### Recorded data ###

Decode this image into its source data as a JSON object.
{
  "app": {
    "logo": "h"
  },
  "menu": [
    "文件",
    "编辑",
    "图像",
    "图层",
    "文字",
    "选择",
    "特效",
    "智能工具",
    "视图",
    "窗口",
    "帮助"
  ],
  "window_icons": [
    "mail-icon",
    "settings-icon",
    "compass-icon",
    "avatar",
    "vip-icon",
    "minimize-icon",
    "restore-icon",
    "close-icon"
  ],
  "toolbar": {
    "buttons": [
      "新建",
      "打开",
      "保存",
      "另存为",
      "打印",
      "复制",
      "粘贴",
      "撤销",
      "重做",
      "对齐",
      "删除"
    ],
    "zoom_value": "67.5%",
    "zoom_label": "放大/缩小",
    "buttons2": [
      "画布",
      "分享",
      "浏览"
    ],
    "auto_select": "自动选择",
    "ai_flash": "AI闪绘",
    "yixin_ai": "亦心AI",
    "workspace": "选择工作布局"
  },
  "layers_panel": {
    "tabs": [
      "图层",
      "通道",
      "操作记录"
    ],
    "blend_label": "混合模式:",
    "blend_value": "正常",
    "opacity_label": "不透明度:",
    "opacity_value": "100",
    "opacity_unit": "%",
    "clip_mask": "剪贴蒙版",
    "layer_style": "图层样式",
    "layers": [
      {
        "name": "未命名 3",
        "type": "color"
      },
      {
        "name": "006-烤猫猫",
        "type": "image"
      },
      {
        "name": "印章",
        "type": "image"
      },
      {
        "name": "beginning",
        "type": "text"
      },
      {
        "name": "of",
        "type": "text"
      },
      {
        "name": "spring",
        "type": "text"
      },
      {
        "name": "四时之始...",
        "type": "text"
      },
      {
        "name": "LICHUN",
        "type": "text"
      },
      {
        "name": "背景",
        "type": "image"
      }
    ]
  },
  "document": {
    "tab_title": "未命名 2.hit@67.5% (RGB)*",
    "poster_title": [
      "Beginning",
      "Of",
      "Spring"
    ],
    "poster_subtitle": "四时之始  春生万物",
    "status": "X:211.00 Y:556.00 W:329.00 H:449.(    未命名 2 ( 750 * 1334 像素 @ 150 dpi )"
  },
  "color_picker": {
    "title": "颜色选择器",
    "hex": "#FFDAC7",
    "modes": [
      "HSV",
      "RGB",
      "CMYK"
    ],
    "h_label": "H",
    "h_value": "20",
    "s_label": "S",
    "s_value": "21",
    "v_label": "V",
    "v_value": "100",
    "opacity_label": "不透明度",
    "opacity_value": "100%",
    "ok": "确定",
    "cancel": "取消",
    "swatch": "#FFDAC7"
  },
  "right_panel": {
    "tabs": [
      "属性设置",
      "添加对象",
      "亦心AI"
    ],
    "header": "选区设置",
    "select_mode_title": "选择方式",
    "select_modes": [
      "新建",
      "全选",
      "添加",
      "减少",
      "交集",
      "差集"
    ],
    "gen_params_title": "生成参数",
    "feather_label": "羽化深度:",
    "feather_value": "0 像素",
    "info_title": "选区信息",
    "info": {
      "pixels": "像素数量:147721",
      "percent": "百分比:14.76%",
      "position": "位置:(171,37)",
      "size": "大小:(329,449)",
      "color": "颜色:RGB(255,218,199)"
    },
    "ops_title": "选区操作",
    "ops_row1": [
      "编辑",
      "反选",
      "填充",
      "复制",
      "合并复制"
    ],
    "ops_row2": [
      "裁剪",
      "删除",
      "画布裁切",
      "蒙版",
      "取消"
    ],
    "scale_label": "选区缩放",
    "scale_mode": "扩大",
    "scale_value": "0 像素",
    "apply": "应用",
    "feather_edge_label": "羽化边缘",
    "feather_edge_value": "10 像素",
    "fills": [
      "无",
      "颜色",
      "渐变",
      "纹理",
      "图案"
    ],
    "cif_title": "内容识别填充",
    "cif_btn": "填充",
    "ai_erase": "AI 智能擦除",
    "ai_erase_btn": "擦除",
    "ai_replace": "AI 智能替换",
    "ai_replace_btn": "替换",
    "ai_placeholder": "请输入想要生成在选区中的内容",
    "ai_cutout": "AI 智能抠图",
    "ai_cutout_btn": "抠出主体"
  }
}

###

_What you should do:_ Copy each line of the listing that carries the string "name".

_Solution to this task:_
        "name": "未命名 3",
        "name": "006-烤猫猫",
        "name": "印章",
        "name": "beginning",
        "name": "of",
        "name": "spring",
        "name": "四时之始...",
        "name": "LICHUN",
        "name": "背景",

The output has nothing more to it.